Governor of Ohio

Morrow took up his new post on December 28, 1822. After a re-election in 1824 he was able to exercise it until December 19 in 1826. During this time, a land tax was introduced in Ohio. Construction on the Ohio - Erie Canal was completed and carried by the state new school system has been introduced. During his tenure, the consequences of the economic crisis of 1819 have been overcome. In addition to the completed Ohio - Erie Canal more new waterways were built. Also the roads of the state were expanded. At the end of his second term he declined a reelection.

Further CV

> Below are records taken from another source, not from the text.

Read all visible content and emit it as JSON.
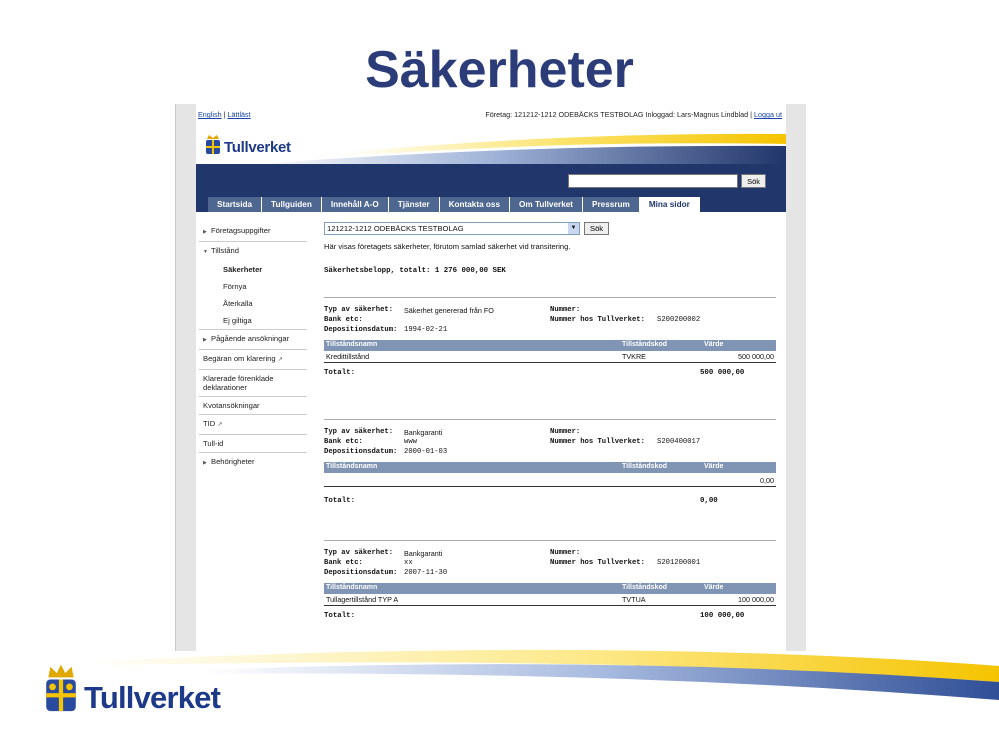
{
  "slide": {
    "title": "Säkerheter",
    "brand": "Tullverket"
  },
  "topbar": {
    "link_english": "English",
    "sep": "|",
    "link_lattlast": "Lättläst",
    "company": "Företag: 121212-1212 ODEBÄCKS TESTBOLAG Inloggad: Lars-Magnus Lindblad |",
    "logout": "Logga ut"
  },
  "header": {
    "brand": "Tullverket"
  },
  "search": {
    "button": "Sök",
    "value": ""
  },
  "tabs": [
    {
      "label": "Startsida"
    },
    {
      "label": "Tullguiden"
    },
    {
      "label": "Innehåll A-O"
    },
    {
      "label": "Tjänster"
    },
    {
      "label": "Kontakta oss"
    },
    {
      "label": "Om Tullverket"
    },
    {
      "label": "Pressrum"
    },
    {
      "label": "Mina sidor"
    }
  ],
  "sidebar": {
    "items": [
      {
        "label": "Företagsuppgifter"
      },
      {
        "label": "Tillstånd"
      },
      {
        "label": "Säkerheter"
      },
      {
        "label": "Förnya"
      },
      {
        "label": "Återkalla"
      },
      {
        "label": "Ej giltiga"
      },
      {
        "label": "Pågående ansökningar"
      },
      {
        "label": "Begäran om klarering"
      },
      {
        "label": "Klarerade förenklade deklarationer"
      },
      {
        "label": "Kvotansökningar"
      },
      {
        "label": "TID"
      },
      {
        "label": "Tull-id"
      },
      {
        "label": "Behörigheter"
      }
    ]
  },
  "main": {
    "company_select": "121212-1212 ODEBÄCKS TESTBOLAG",
    "search_button": "Sök",
    "intro": "Här visas företagets säkerheter, förutom samlad säkerhet vid transitering.",
    "total_amount": "Säkerhetsbelopp, totalt: 1 276 000,00 SEK",
    "labels": {
      "type": "Typ av säkerhet:",
      "bank": "Bank etc:",
      "date": "Depositionsdatum:",
      "number": "Nummer:",
      "number_tv": "Nummer hos Tullverket:",
      "col_name": "Tillståndsnamn",
      "col_code": "Tillståndskod",
      "col_value": "Värde",
      "total": "Totalt:"
    },
    "blocks": [
      {
        "type": "Säkerhet genererad från FO",
        "bank": "",
        "date": "1994-02-21",
        "number": "",
        "number_tv": "S200200002",
        "row_name": "Kredittillstånd",
        "row_code": "TVKRE",
        "row_value": "500 000,00",
        "total": "500 000,00"
      },
      {
        "type": "Bankgaranti",
        "bank": "www",
        "date": "2000-01-03",
        "number": "",
        "number_tv": "S200400017",
        "row_name": "",
        "row_code": "",
        "row_value": "0,00",
        "total": "0,00"
      },
      {
        "type": "Bankgaranti",
        "bank": "xx",
        "date": "2007-11-30",
        "number": "",
        "number_tv": "S201200001",
        "row_name": "Tullagertillstånd TYP A",
        "row_code": "TVTUA",
        "row_value": "100 000,00",
        "total": "100 000,00"
      }
    ]
  }
}
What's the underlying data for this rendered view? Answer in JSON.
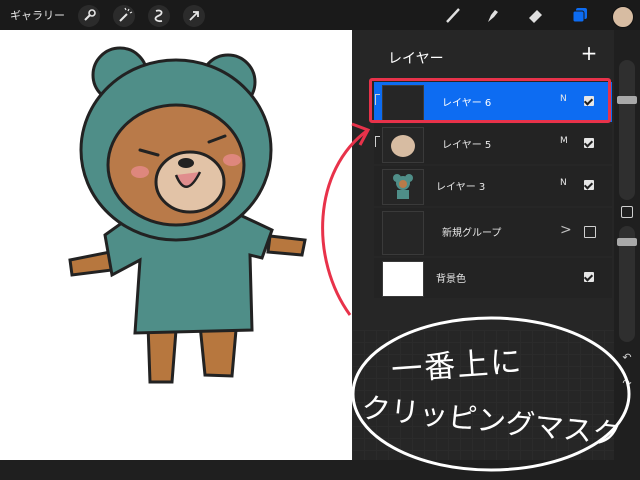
{
  "toolbar": {
    "gallery_label": "ギャラリー",
    "left_tools": [
      "wrench-icon",
      "magic-wand-icon",
      "selection-icon",
      "transform-arrow-icon"
    ],
    "right_tools": [
      "brush-icon",
      "smudge-icon",
      "eraser-icon",
      "layers-icon",
      "color-icon"
    ],
    "active_tool_color": "#0d6cf2",
    "color_swatch": "#d7bca2"
  },
  "layers_panel": {
    "title": "レイヤー",
    "add_label": "+",
    "layers": [
      {
        "name": "レイヤー 6",
        "mode": "N",
        "visible": true,
        "active": true
      },
      {
        "name": "レイヤー 5",
        "mode": "M",
        "visible": true,
        "active": false
      },
      {
        "name": "レイヤー 3",
        "mode": "N",
        "visible": true,
        "active": false
      },
      {
        "name": "新規グループ",
        "mode": ">",
        "visible": false,
        "active": false
      },
      {
        "name": "背景色",
        "mode": "",
        "visible": true,
        "active": false
      }
    ]
  },
  "annotation": {
    "line1": "一番上に",
    "line2": "クリッピングマスク",
    "color": "#e8324a"
  },
  "sidebar_strip": {
    "undo_icon": "undo-icon",
    "redo_icon": "redo-icon"
  }
}
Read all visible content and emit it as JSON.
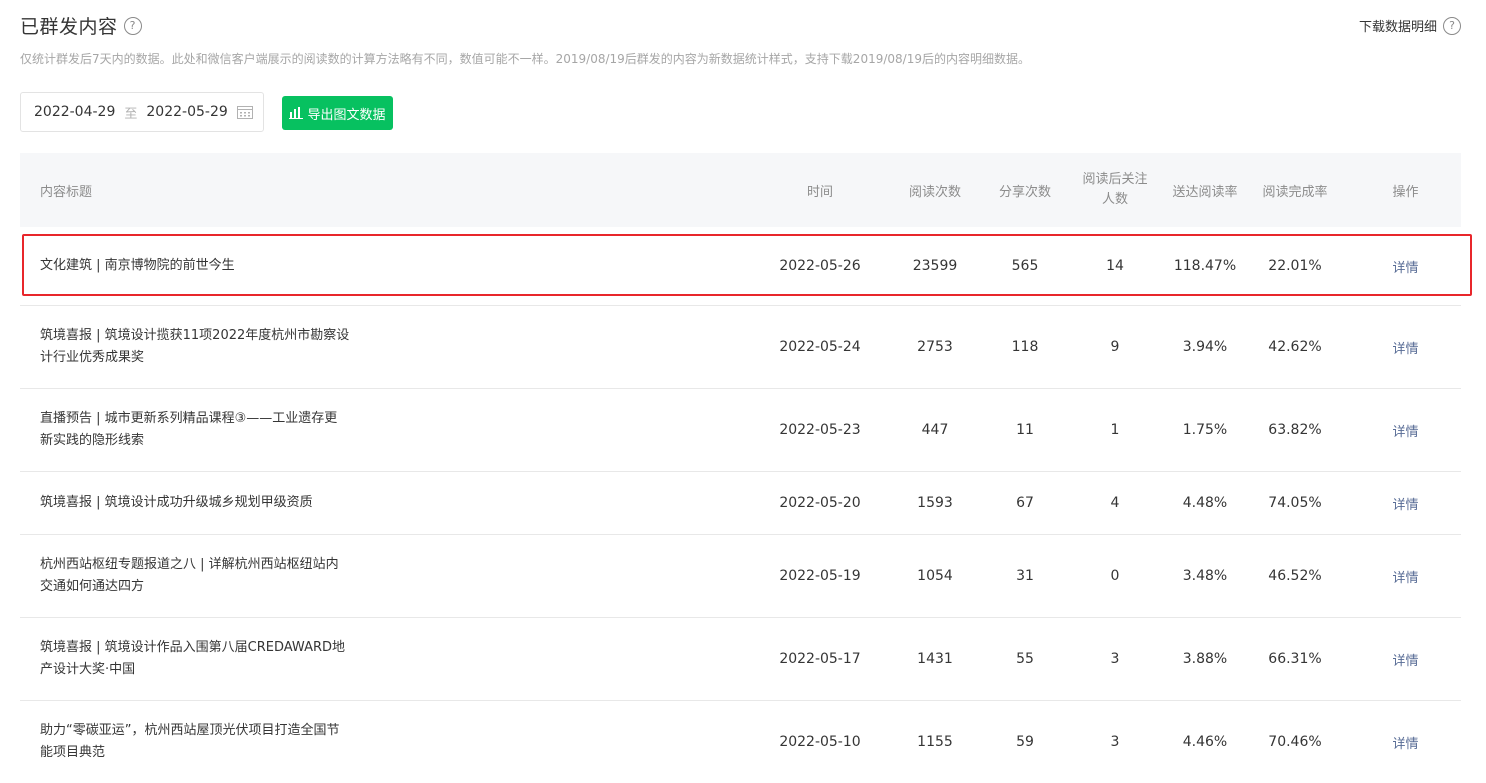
{
  "header": {
    "title": "已群发内容",
    "help_icon": "?",
    "download_label": "下载数据明细"
  },
  "notice": "仅统计群发后7天内的数据。此处和微信客户端展示的阅读数的计算方法略有不同，数值可能不一样。2019/08/19后群发的内容为新数据统计样式，支持下载2019/08/19后的内容明细数据。",
  "date_range": {
    "start": "2022-04-29",
    "separator": "至",
    "end": "2022-05-29",
    "icon": "calendar-icon"
  },
  "export_button": {
    "label": "导出图文数据",
    "icon": "bar-chart-icon"
  },
  "table": {
    "headers": {
      "title": "内容标题",
      "time": "时间",
      "reads": "阅读次数",
      "shares": "分享次数",
      "follows": "阅读后关注人数",
      "reach_rate": "送达阅读率",
      "complete_rate": "阅读完成率",
      "op": "操作"
    },
    "rows": [
      {
        "title": "文化建筑 | 南京博物院的前世今生",
        "time": "2022-05-26",
        "reads": "23599",
        "shares": "565",
        "follows": "14",
        "reach_rate": "118.47%",
        "complete_rate": "22.01%",
        "op": "详情"
      },
      {
        "title": "筑境喜报 | 筑境设计揽获11项2022年度杭州市勘察设计行业优秀成果奖",
        "time": "2022-05-24",
        "reads": "2753",
        "shares": "118",
        "follows": "9",
        "reach_rate": "3.94%",
        "complete_rate": "42.62%",
        "op": "详情"
      },
      {
        "title": "直播预告 | 城市更新系列精品课程③——工业遗存更新实践的隐形线索",
        "time": "2022-05-23",
        "reads": "447",
        "shares": "11",
        "follows": "1",
        "reach_rate": "1.75%",
        "complete_rate": "63.82%",
        "op": "详情"
      },
      {
        "title": "筑境喜报 | 筑境设计成功升级城乡规划甲级资质",
        "time": "2022-05-20",
        "reads": "1593",
        "shares": "67",
        "follows": "4",
        "reach_rate": "4.48%",
        "complete_rate": "74.05%",
        "op": "详情"
      },
      {
        "title": "杭州西站枢纽专题报道之八 | 详解杭州西站枢纽站内交通如何通达四方",
        "time": "2022-05-19",
        "reads": "1054",
        "shares": "31",
        "follows": "0",
        "reach_rate": "3.48%",
        "complete_rate": "46.52%",
        "op": "详情"
      },
      {
        "title": "筑境喜报 | 筑境设计作品入围第八届CREDAWARD地产设计大奖·中国",
        "time": "2022-05-17",
        "reads": "1431",
        "shares": "55",
        "follows": "3",
        "reach_rate": "3.88%",
        "complete_rate": "66.31%",
        "op": "详情"
      },
      {
        "title": "助力“零碳亚运”，杭州西站屋顶光伏项目打造全国节能项目典范",
        "time": "2022-05-10",
        "reads": "1155",
        "shares": "59",
        "follows": "3",
        "reach_rate": "4.46%",
        "complete_rate": "70.46%",
        "op": "详情"
      }
    ]
  },
  "colors": {
    "accent_green": "#07c160",
    "link_blue": "#576b95",
    "highlight_red": "#e8262b"
  }
}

Even after the end of his governorship Morrow remained politically active. Between 1827 and 1828 he was a member of the State Senate. In the years 1829 and 1835, he was selected in each case in the House of Representatives from Ohio. Between 1840 and 1843 he was again a deputy in the U.S. House of Representatives. There he served as Chairman of the Committee for the administration of state lands ( Public Land ). In 1842 he declined to run again for reasons of age. In Ohio Morrow was one of the founders of the Whig party. After 1843, he has held public office. He retreated into his private life and devoted himself to his own business. Jeremiah Morrow died in 1852. He was married to Mary Park Hill, with whom he had six children.